One of my dear friends over at Homemakers.com asked this question on the magazine's Facebook page this morning, and it really got me thinking. So I decided to dedicate a post to the most important lady in my life.
I've always likened myself to my mother in many ways. As a kid, it was the ultimate compliment when someone would tell her, "She looks just like you." It was enough for me to grin like the Cheshire cat.
Physically, I have her legs, her wide, deep set eyes, the same coloured hair, and her high cheekbones. But character-wise, I think different parts of my mother resonate through me depending on the circumstances.

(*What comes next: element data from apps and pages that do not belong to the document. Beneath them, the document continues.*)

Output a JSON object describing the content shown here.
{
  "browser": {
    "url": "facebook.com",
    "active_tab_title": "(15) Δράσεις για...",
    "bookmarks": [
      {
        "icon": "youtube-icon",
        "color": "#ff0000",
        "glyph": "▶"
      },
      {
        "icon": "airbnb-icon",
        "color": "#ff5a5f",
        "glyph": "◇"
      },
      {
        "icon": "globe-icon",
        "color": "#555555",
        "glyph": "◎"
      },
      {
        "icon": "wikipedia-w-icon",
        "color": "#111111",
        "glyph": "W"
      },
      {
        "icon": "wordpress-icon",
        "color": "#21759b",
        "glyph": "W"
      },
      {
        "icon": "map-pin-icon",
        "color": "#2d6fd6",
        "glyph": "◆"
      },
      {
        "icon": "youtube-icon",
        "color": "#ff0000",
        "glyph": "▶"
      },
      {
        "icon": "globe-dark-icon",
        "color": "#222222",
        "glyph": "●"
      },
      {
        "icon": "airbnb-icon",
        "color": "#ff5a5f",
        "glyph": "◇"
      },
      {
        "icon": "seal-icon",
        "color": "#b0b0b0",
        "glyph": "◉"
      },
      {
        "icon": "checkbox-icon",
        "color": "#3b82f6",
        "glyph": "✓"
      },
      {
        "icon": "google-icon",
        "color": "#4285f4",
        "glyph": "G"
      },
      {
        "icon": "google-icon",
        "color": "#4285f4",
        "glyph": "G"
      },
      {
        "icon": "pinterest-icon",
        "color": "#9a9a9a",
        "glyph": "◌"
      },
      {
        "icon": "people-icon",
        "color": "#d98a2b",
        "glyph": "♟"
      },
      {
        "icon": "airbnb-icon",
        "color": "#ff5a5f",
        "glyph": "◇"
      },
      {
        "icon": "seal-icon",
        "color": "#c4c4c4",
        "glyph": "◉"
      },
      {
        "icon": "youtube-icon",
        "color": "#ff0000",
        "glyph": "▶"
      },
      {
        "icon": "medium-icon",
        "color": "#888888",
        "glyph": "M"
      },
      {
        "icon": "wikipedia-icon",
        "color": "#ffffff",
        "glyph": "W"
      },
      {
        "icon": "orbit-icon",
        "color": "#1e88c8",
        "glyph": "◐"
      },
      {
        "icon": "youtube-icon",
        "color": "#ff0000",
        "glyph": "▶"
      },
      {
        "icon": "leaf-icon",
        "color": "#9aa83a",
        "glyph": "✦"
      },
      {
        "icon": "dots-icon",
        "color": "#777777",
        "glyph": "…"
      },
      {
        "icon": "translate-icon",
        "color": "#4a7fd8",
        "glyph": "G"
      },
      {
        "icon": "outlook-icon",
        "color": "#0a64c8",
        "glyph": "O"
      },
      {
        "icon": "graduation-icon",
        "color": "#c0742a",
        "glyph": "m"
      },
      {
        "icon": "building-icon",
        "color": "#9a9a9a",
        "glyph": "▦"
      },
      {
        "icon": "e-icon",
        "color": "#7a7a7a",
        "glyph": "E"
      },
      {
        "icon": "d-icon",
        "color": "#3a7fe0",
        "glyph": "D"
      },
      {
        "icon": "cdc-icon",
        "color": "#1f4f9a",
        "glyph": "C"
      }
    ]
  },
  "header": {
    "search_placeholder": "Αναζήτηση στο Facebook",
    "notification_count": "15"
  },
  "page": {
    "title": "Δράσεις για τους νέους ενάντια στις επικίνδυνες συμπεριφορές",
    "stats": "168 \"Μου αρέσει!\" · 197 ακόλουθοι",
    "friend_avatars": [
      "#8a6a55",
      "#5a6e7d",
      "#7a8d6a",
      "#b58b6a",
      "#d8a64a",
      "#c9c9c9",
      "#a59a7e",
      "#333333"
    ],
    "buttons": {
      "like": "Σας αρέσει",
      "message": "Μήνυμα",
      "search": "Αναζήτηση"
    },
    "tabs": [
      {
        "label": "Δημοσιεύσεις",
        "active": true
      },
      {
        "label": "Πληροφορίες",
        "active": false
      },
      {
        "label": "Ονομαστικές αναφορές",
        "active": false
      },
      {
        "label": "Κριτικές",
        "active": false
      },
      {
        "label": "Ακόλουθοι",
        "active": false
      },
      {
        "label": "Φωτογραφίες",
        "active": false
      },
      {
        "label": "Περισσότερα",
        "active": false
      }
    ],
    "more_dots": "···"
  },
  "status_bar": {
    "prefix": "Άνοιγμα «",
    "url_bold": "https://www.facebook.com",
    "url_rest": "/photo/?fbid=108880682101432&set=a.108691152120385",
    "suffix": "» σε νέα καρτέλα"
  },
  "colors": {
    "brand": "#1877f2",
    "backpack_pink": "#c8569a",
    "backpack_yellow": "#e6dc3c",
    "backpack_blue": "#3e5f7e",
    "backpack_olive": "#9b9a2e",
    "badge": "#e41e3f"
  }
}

For one thing, my mum is a tough cookie. A warrior in every sense. She's someone who didn't have it easy from the get-go. Born third into a family of seven children (five of them brothers), my mum has always had to work for everything she has obtained in life. Arguably, when you listen to her stories, and pay attention to all that surrounds her, you might think it's not a lot... but she's someone who isn't big on materialistic things.
On almost every milestone, she asks for three gifts: peace, basic security and simple happiness. And now, in her golden years, I'd say she has those things... although, sometimes, I'm not quite sure about the latter.

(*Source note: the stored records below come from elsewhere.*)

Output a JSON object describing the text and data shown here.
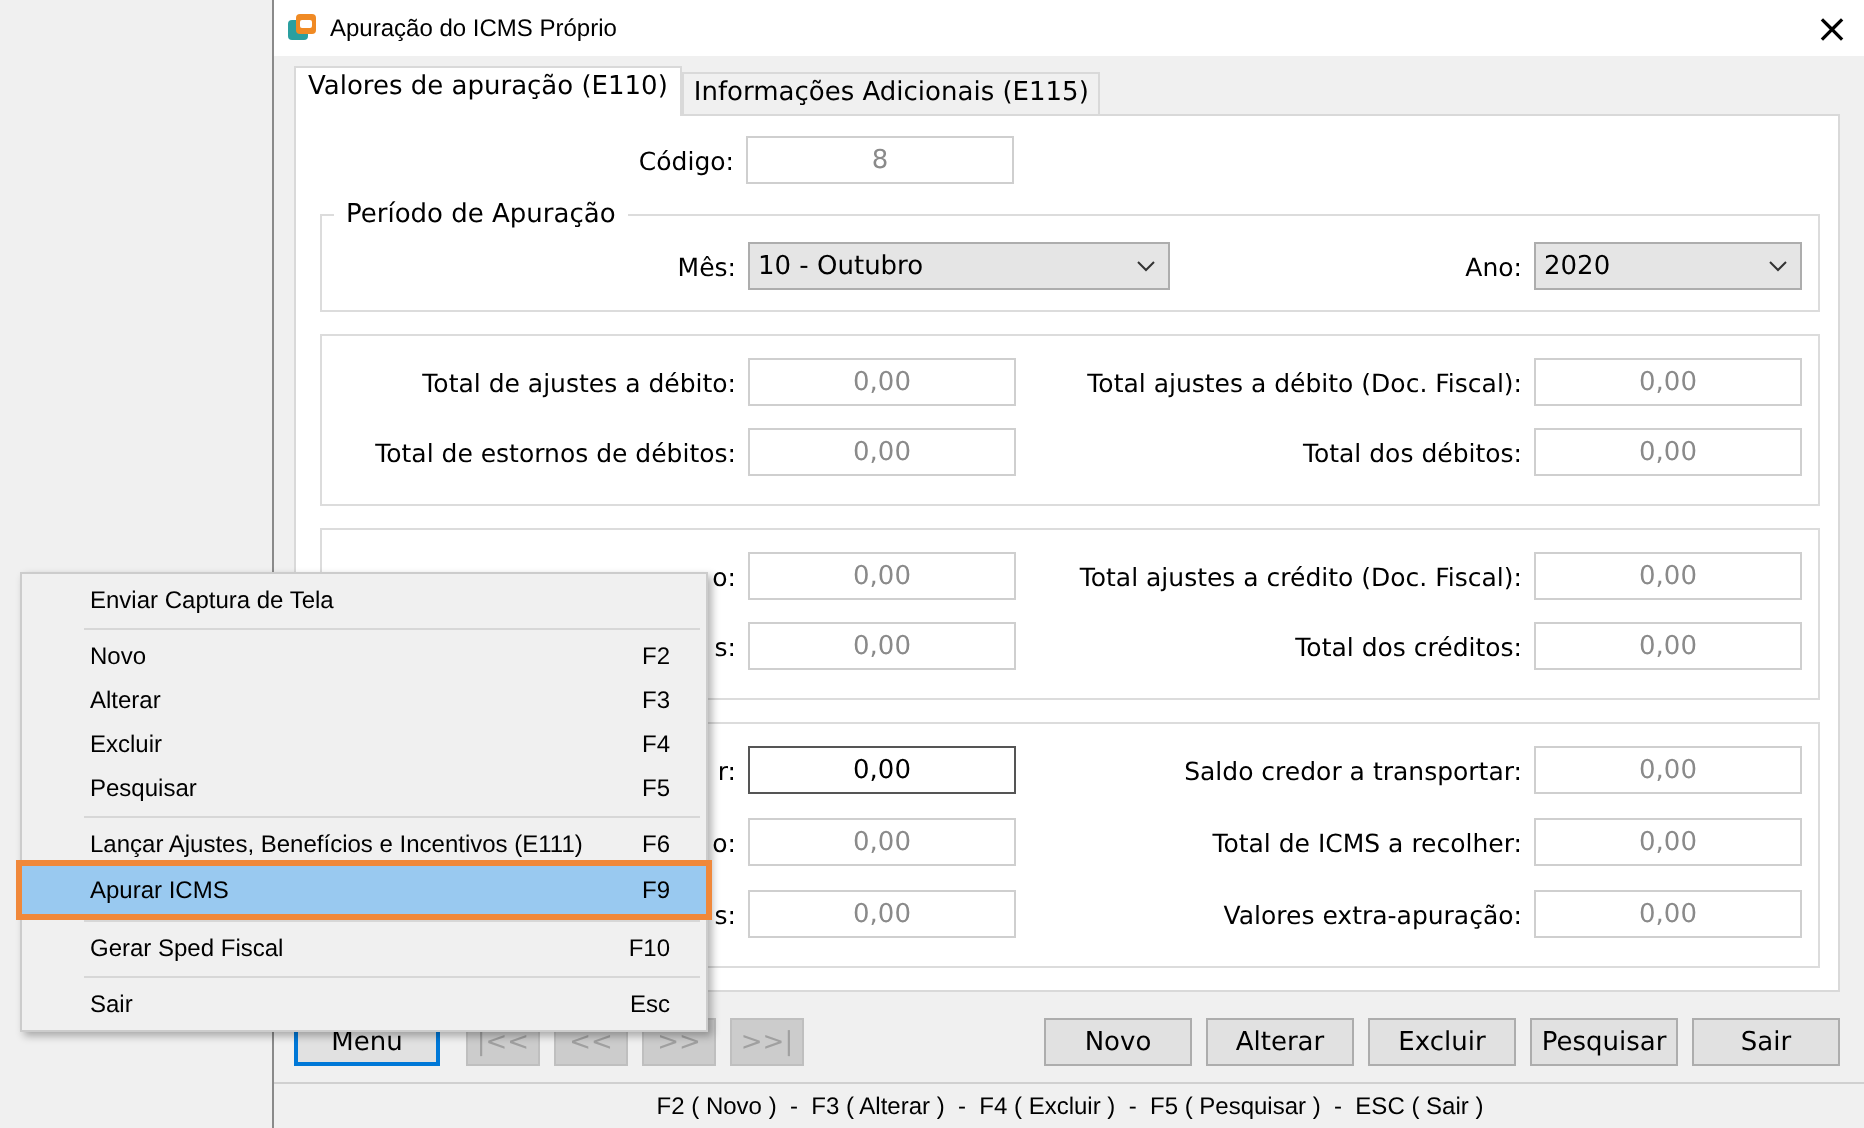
{
  "window": {
    "title": "Apuração do ICMS Próprio",
    "close": "×"
  },
  "tabs": [
    {
      "label": "Valores de apuração (E110)",
      "selected": true
    },
    {
      "label": "Informações Adicionais (E115)",
      "selected": false
    }
  ],
  "codigo": {
    "label": "Código:",
    "value": "8",
    "disabled": true
  },
  "periodo": {
    "title": "Período de Apuração",
    "fields": [
      {
        "label": "Mês:",
        "value": "10 - Outubro"
      },
      {
        "label": "Ano:",
        "value": "2020"
      }
    ]
  },
  "groups": [
    {
      "fields": [
        {
          "label": "Total de ajustes a débito:",
          "value": "0,00",
          "disabled": true
        },
        {
          "label": "Total ajustes a débito (Doc. Fiscal):",
          "value": "0,00",
          "disabled": true
        },
        {
          "label": "Total de estornos de débitos:",
          "value": "0,00",
          "disabled": true
        },
        {
          "label": "Total dos débitos:",
          "value": "0,00",
          "disabled": true
        }
      ]
    },
    {
      "fields": [
        {
          "label": "o:",
          "value": "0,00",
          "disabled": true
        },
        {
          "label": "Total ajustes a crédito (Doc. Fiscal):",
          "value": "0,00",
          "disabled": true
        },
        {
          "label": "s:",
          "value": "0,00",
          "disabled": true
        },
        {
          "label": "Total dos créditos:",
          "value": "0,00",
          "disabled": true
        }
      ]
    },
    {
      "fields": [
        {
          "label": "r:",
          "value": "0,00",
          "disabled": false
        },
        {
          "label": "Saldo credor a transportar:",
          "value": "0,00",
          "disabled": true
        },
        {
          "label": "o:",
          "value": "0,00",
          "disabled": true
        },
        {
          "label": "Total de ICMS a recolher:",
          "value": "0,00",
          "disabled": true
        },
        {
          "label": "s:",
          "value": "0,00",
          "disabled": true
        },
        {
          "label": "Valores extra-apuração:",
          "value": "0,00",
          "disabled": true
        }
      ]
    }
  ],
  "nav_buttons": [
    {
      "label": "Menu",
      "disabled": false
    },
    {
      "label": "|<<",
      "disabled": true
    },
    {
      "label": "<<",
      "disabled": true
    },
    {
      "label": ">>",
      "disabled": true
    },
    {
      "label": ">>|",
      "disabled": true
    }
  ],
  "action_buttons": [
    {
      "label": "Novo"
    },
    {
      "label": "Alterar"
    },
    {
      "label": "Excluir"
    },
    {
      "label": "Pesquisar"
    },
    {
      "label": "Sair"
    }
  ],
  "status_bar": "F2 ( Novo )  -  F3 ( Alterar )  -  F4 ( Excluir )  -  F5 ( Pesquisar )  -  ESC ( Sair )",
  "context_menu": [
    {
      "kind": "item",
      "label": "Enviar Captura de Tela",
      "selected": false
    },
    {
      "kind": "separator"
    },
    {
      "kind": "item",
      "label": "Novo",
      "shortcut": "F2",
      "selected": false
    },
    {
      "kind": "item",
      "label": "Alterar",
      "shortcut": "F3",
      "selected": false
    },
    {
      "kind": "item",
      "label": "Excluir",
      "shortcut": "F4",
      "selected": false
    },
    {
      "kind": "item",
      "label": "Pesquisar",
      "shortcut": "F5",
      "selected": false
    },
    {
      "kind": "separator"
    },
    {
      "kind": "item",
      "label": "Lançar Ajustes, Benefícios e Incentivos (E111)",
      "shortcut": "F6",
      "selected": false
    },
    {
      "kind": "item",
      "label": "Apurar ICMS",
      "shortcut": "F9",
      "selected": true
    },
    {
      "kind": "separator"
    },
    {
      "kind": "item",
      "label": "Gerar Sped Fiscal",
      "shortcut": "F10",
      "selected": false
    },
    {
      "kind": "separator"
    },
    {
      "kind": "item",
      "label": "Sair",
      "shortcut": "Esc",
      "selected": false
    }
  ]
}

Life has definitely dealt mum a handful of rough blows, but she's battled each one with a sense of grace and dignity that I'd never be able to muster even if I was in a ballgown and stilettos. She has smiled through the joyful moments, and waltzed through the unbearable hurdles that mask themselves as surprises in life. I often wondered how she did it, but as I'm getting older, a lot of things about her are starting to make sense.
When I was a child, I wanted to protect her from all the bad in the world. As a teenager, I was revealed a set of truths that came as a blow, and I was in a constant state of confusion about family matters. I was angry one minute, happy the next, a bucket of nerves after that, and then angry all over again.
In my early 20s I began to find peace, and started to look at my mum in a new light. I'd seen all she had been through, and watched in awe as she continued to coast through life with the grace of a flower pushed around in the wind. A part of me envied her ability to let go of the past and move on. And I remember wondering if I'd ever get to that point.
Change can change you
Moving away from her and across the planet just after my 24th birthday was a huge shift in our relationship. Suddenly our spheres were separated, and we started becoming friends. For a year we talked on the phone twice a week, and e-mailed almost every day. We had things to tell each other that didn't circle around family matters and overdone issues. I started to see sides to my mother that I'd never experienced before. And I continued to grow in awe.
Coming home soon after turning 25 also marked a change. I'd grown a lot in the year away, and I started to view the world differently. Suddenly I found myself listening... for the most part anyway. There was a sense of clarity that wasn't there before, and a lot of the decisions that confused me in the past began to seem like the perfect choices.
Those days that my mother talked about when she'd say, "One day you'll understand..." are finally here. And now I find myself saying, "You're right..." a lot more. Not all the time, but definitely a lot more.
So to bring it back around to the question at the top of this post, I should say I see a lot of her traits in me... her strength, her resilience, her ability to move forward. And I'd be lucky if I make it to her age with half the grace and composure she has.
Then, there's the downside as well... her stubbornness and her ability to give people the benefit of the doubt when she should really tell them to go... suck on a lemon... or something.
I also inherited my mother's need for a cup of tea in the morning before anyone dares to have a conversation with her (or me). Rinse and repeat in the evening.
All in all, I'm learning that as time goes by, I truly am my mother's daughter. And I'm so much richer for it.
I hope you all take a moment this weekend to tell your mums, grandmas and other motherly figures in your life about how much they've impacted you. And then, make a promise to yourself to try and do this as often as you can moving forward.
Happy Mother's Day, Ma! Love you as much as you love that pasta with the spicy peppers right now. I know it will never compare... but you get the idea!
Cartoon image courtesy of Google Images